ASA 124th Meeting New Orleans 1992 October

3pSP3. Timing of lip and jaw movements in the production of vowel types /i, a, u/ and voicing contrast /p, b/.

Rudolph Sock

Institut de la Communication Parlee, Grenoble, France

Anders Lofqvist

Haskins Labs., 270 Crown St., New Haven, CT 06511

The temporal organization of lip and jaw movements was investigated for one subject, producing six pseudowords. The words, produced at two speech rates, normal and fast, were: /pipi/, /papa/, /pupu/, /bibi/, /baba/, /bubu/. Movement data from the upper and lower lips, and the jaw were obtained via an optoelectronic tracking device, together with an audio recording. Based on articulatory and acoustic events in the velocity and audio signals, respectively, four cycles were identified in the movement of each articulator, and two cycles in the acoustic waveform. The movement cycles are: (1) maximum vocalic velocity; (2) vocalic cycle onset; (3) maximum consonantal velocity; and (4) consonantal cycle onset. Velocity cycles were determined, as the interval between successive positive or negative peaks associated with the raising or lowering gesture in the production of either a vowel or a consonant.
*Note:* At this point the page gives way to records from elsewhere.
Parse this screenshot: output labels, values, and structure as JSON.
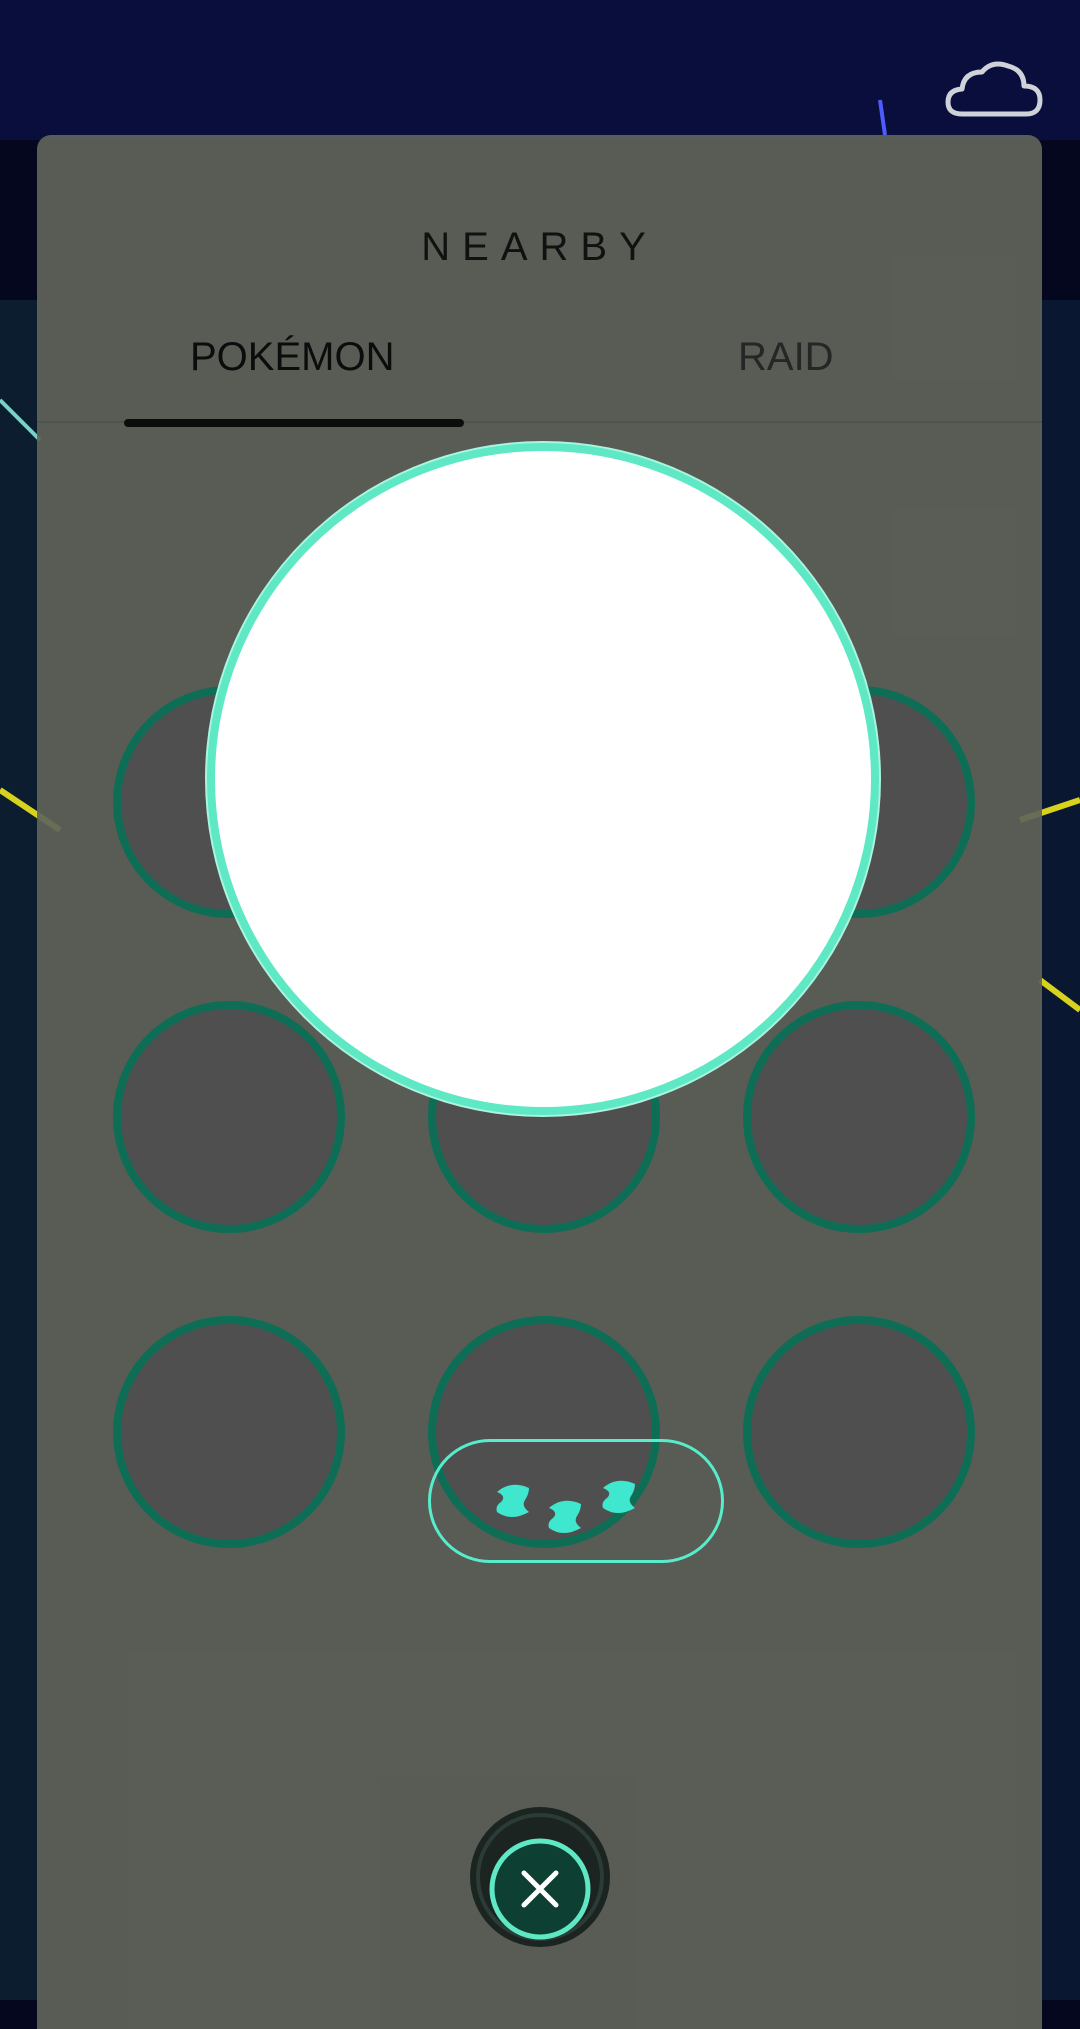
{
  "header": {
    "title": "NEARBY"
  },
  "tabs": [
    {
      "label": "POKÉMON",
      "active": true
    },
    {
      "label": "RAID",
      "active": false
    }
  ],
  "icons": {
    "weather": "cloud-icon",
    "close": "close-icon",
    "tracks": "footprint-icon"
  },
  "colors": {
    "accent": "#5fe8c4",
    "slot_ring": "#0e6e55",
    "panel": "#60645a"
  }
}
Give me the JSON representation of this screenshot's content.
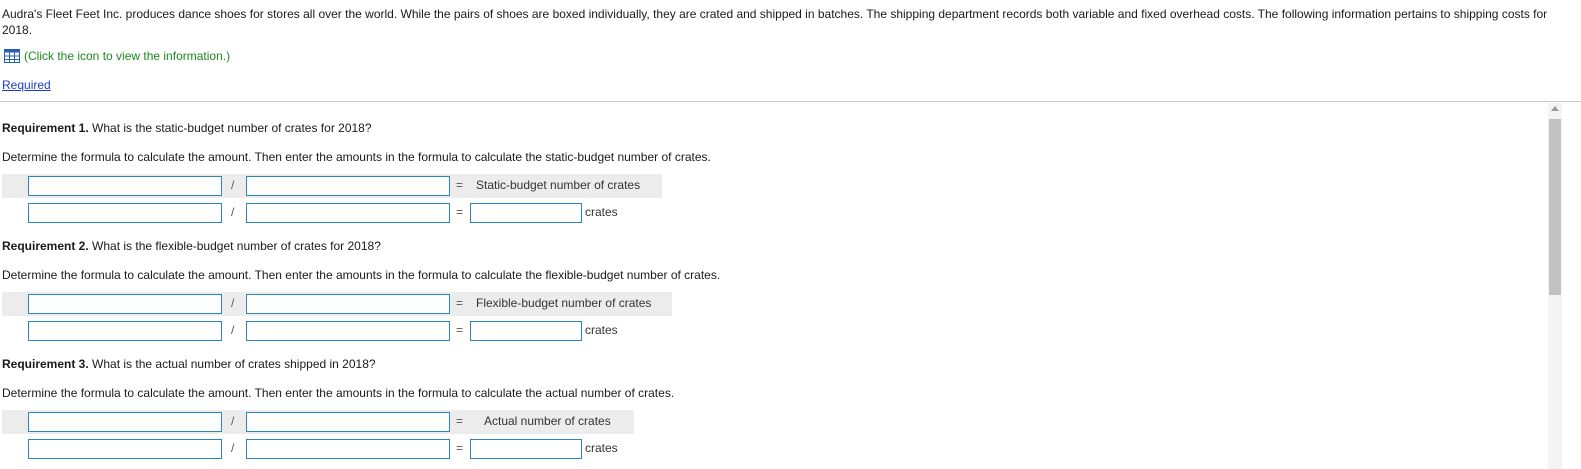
{
  "intro": {
    "text": "Audra's Fleet Feet Inc. produces dance shoes for stores all over the world. While the pairs of shoes are boxed individually, they are crated and shipped in batches. The shipping department records both variable and fixed overhead costs. The following information pertains to shipping costs for 2018."
  },
  "info_link": {
    "label": "(Click the icon to view the information.)",
    "icon": "table-icon"
  },
  "required_link": {
    "label": "Required"
  },
  "requirements": [
    {
      "heading": "Requirement 1.",
      "question": " What is the static-budget number of crates for 2018?",
      "instruction": "Determine the formula to calculate the amount. Then enter the amounts in the formula to calculate the static-budget number of crates.",
      "divide": "/",
      "equals": "=",
      "result_label": "Static-budget number of crates",
      "unit": "crates"
    },
    {
      "heading": "Requirement 2.",
      "question": " What is the flexible-budget number of crates for 2018?",
      "instruction": "Determine the formula to calculate the amount. Then enter the amounts in the formula to calculate the flexible-budget number of crates.",
      "divide": "/",
      "equals": "=",
      "result_label": "Flexible-budget number of crates",
      "unit": "crates"
    },
    {
      "heading": "Requirement 3.",
      "question": " What is the actual number of crates shipped in 2018?",
      "instruction": "Determine the formula to calculate the amount. Then enter the amounts in the formula to calculate the actual number of crates.",
      "divide": "/",
      "equals": "=",
      "result_label": "Actual number of crates",
      "unit": "crates"
    }
  ],
  "colors": {
    "input_border": "#2a87c2",
    "link": "#1a3fc4",
    "info_link": "#1c8a1c",
    "row_shade": "#ececec"
  }
}
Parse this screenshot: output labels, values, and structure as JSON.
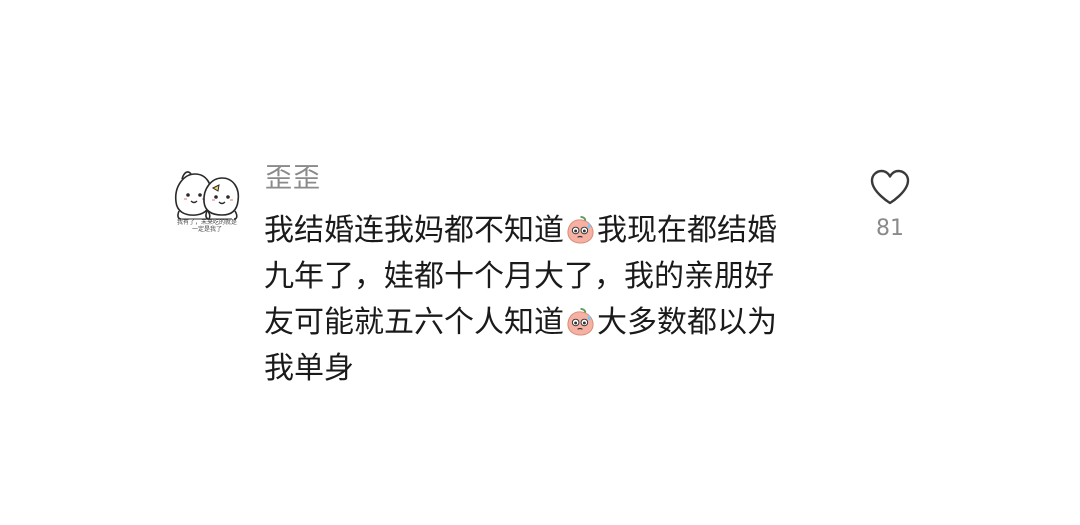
{
  "comment": {
    "username": "歪歪",
    "avatar_text": "我有了，未来吃的就是一定是我了",
    "lines": [
      [
        "我结婚连我妈都不知道",
        "emoji",
        "我现在都结婚"
      ],
      [
        "九年了，娃都十个月大了，我的亲朋好"
      ],
      [
        "友可能就五六个人知道",
        "emoji",
        "大多数都以为"
      ],
      [
        "我单身"
      ]
    ],
    "emoji_name": "sweat-peach-emoji",
    "like": {
      "icon": "heart-outline-icon",
      "count": "81"
    }
  }
}
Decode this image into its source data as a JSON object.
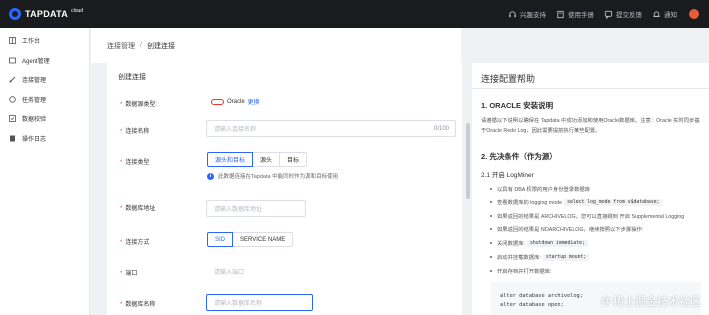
{
  "brand": {
    "name": "TAPDATA",
    "suffix": "cloud"
  },
  "topbar": {
    "items": [
      {
        "label": "兴趣支持",
        "icon": "headset-icon"
      },
      {
        "label": "使用手册",
        "icon": "book-icon"
      },
      {
        "label": "提交反馈",
        "icon": "feedback-icon"
      },
      {
        "label": "通知",
        "icon": "bell-icon"
      }
    ]
  },
  "sidebar": {
    "items": [
      {
        "label": "工作台",
        "icon": "dashboard-icon"
      },
      {
        "label": "Agent管理",
        "icon": "agent-icon"
      },
      {
        "label": "连接管理",
        "icon": "link-icon"
      },
      {
        "label": "任务管理",
        "icon": "task-icon"
      },
      {
        "label": "数据校验",
        "icon": "verify-icon"
      },
      {
        "label": "操作日志",
        "icon": "log-icon"
      }
    ]
  },
  "breadcrumb": {
    "parent": "连接管理",
    "separator": "/",
    "current": "创建连接"
  },
  "form": {
    "title": "创建连接",
    "db_type_label": "数据源类型:",
    "db_type_value": "Oracle",
    "change_label": "更换",
    "name_label": "连接名称",
    "name_placeholder": "请输入连接名称",
    "name_counter": "0/100",
    "conn_type_label": "连接类型",
    "conn_type_options": [
      "源头和目标",
      "源头",
      "目标"
    ],
    "conn_type_hint": "此数据连接在Tapdata 中能同时作为源和目标使用",
    "host_label": "数据库地址",
    "host_placeholder": "请输入数据库地址",
    "conn_mode_label": "连接方式",
    "conn_mode_options": [
      "SID",
      "SERVICE NAME"
    ],
    "port_label": "端口",
    "port_placeholder": "请输入端口",
    "dbname_label": "数据库名称",
    "dbname_placeholder": "请输入数据库名称"
  },
  "help": {
    "title": "连接配置帮助",
    "section1": "1. ORACLE 安装说明",
    "intro_line1": "请遵循以下说明以确保在 Tapdata 中成功添加和使用Oracle数据库。注意：Oracle 实时同步基",
    "intro_line2": "于Oracle Redo Log，因此需要提前执行某些配置。",
    "section2": "2. 先决条件（作为源）",
    "sub1": "2.1 开启 LogMiner",
    "bullets": [
      {
        "text": "以具有 DBA 权限的用户身份登录数据库",
        "code": "",
        "after": ""
      },
      {
        "text": "查看数据库的 logging mode",
        "code": "select log_mode from v$database;",
        "after": ""
      },
      {
        "text": "如果返回的结果是 ARCHIVELOG，您可以直接跳到 开启 Supplemental Logging",
        "code": "",
        "after": ""
      },
      {
        "text": "如果返回的结果是 NOARCHIVELOG，继续按照以下步骤操作:",
        "code": "",
        "after": ""
      },
      {
        "text": "关闭数据库:",
        "code": "shutdown immediate;",
        "after": ""
      },
      {
        "text": "启动并挂载数据库:",
        "code": "startup mount;",
        "after": ""
      },
      {
        "text": "开启存档并打开数据库:",
        "code": "",
        "after": ""
      }
    ],
    "code_lines": [
      "alter database archivelog;",
      "alter database open;"
    ]
  },
  "watermark": {
    "at": "@",
    "text": "稀土掘金技术社区"
  },
  "colors": {
    "accent": "#2c65ff",
    "topbar": "#1a1b1f",
    "oracle": "#e8372e"
  }
}
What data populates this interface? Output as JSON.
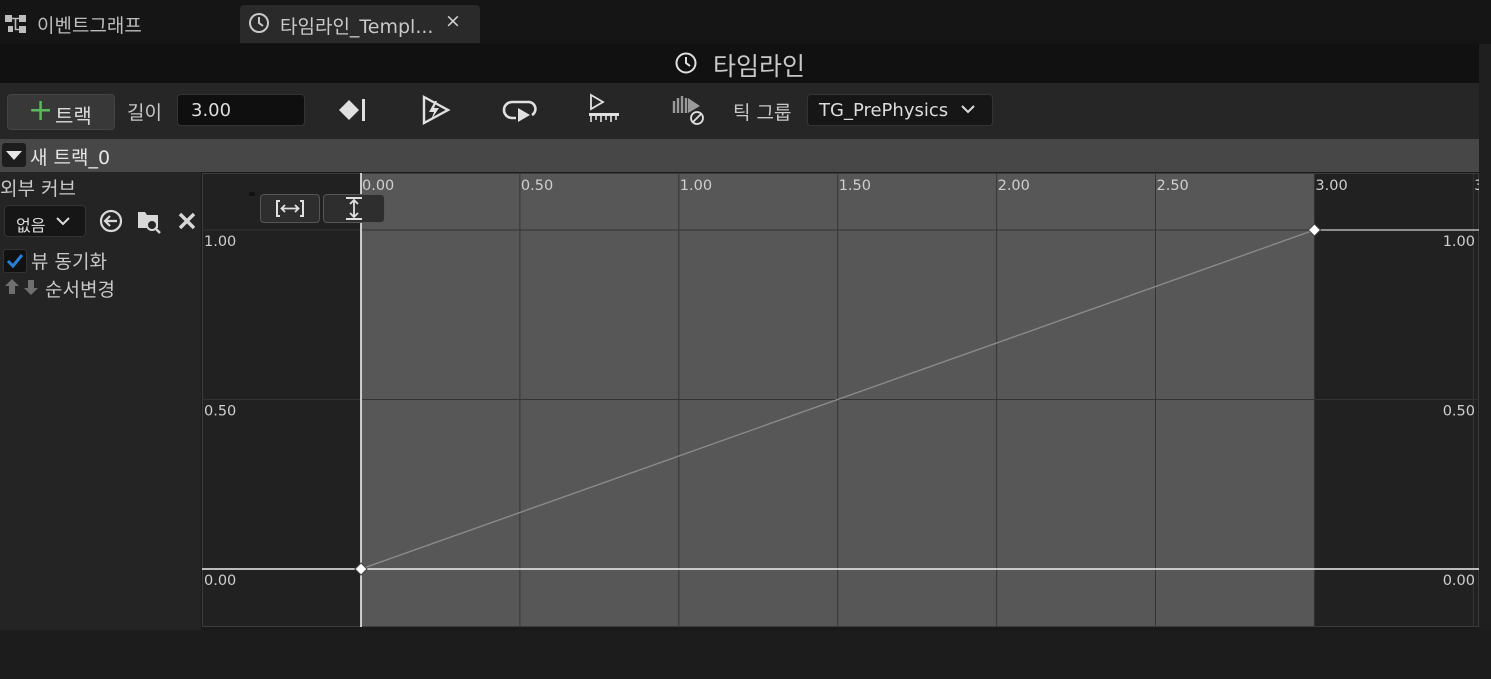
{
  "tabs": [
    {
      "label": "이벤트그래프",
      "icon": "graph-icon"
    },
    {
      "label": "타임라인_Templ...",
      "icon": "clock-icon",
      "close": "×"
    }
  ],
  "title": "타임라인",
  "toolbar": {
    "add_track_label": "트랙",
    "length_label": "길이",
    "length_value": "3.00",
    "tick_group_label": "틱 그룹",
    "tick_group_value": "TG_PrePhysics",
    "icons": [
      "autoplay-last-keyframe-icon",
      "autoplay-icon",
      "loop-icon",
      "replicated-icon",
      "ignore-time-dilation-icon"
    ]
  },
  "track": {
    "name": "새 트랙_0",
    "external_curve_label": "외부 커브",
    "curve_value": "없음",
    "sync_view_label": "뷰 동기화",
    "sync_view_checked": true,
    "reorder_label": "순서변경"
  },
  "chart_data": {
    "type": "line",
    "x_ticks": [
      "0.00",
      "0.50",
      "1.00",
      "1.50",
      "2.00",
      "2.50",
      "3.00",
      "3"
    ],
    "y_ticks": [
      "1.00",
      "0.50",
      "0.00"
    ],
    "x_range": [
      0,
      3.5
    ],
    "y_range": [
      0,
      1
    ],
    "length": 3.0,
    "keys": [
      {
        "x": 0.0,
        "y": 0.0
      },
      {
        "x": 3.0,
        "y": 1.0
      }
    ],
    "grid": true
  },
  "colors": {
    "accent_green": "#5cb85c",
    "checkbox_blue": "#2a7fd4",
    "active_region": "#575757",
    "inactive_region": "#212121"
  }
}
Onset cycles were defined as the recurrence of zero-crossings on velocity traces, reflecting the onset of a lowering or a raising gesture to produce a vowel or a consonant. The acoustic cycles are: (1) release cycle; and (2) closure cycle. Vocalic and consonantal phases were defined, within vocalic and consonantal movement cycles, respectively, as specific timing relations of articulator lowering or raising gestures, and within the appropriate acoustic cycle, as the interval that presents a stable formant structure for the vocalic phase, and as the obstruent portion, for the consonantal phase. Gestural and acoustic phasing patterns obtained within the cycles suggest that: (1) the lower lip is an efficient articulator in distinguishing the front vowels /i, a/ from the back vowel /u/, in both consonantal contexts and in all four cycles; (2) the upper lip distinguishes all vowel types in both consonantal contexts in the vocalic cycle onset, and voicing contrast in the maximum consonantal velocity; (3) distinct phasing patterns in normal speech tend to merge with increased speech rate; (4) the jaw, although a carrier articulator, does not contribute actively to separating the phonetic tasks required in this study; (5) the closure cycle is the better of the two acoustic cycles in separating vocalic and consonantal classes. Results are analyzed and discussed in terms of cognitive tasks and emergent properties of the speech production system. [Work supported by the Fyssen Foundation and NIH.]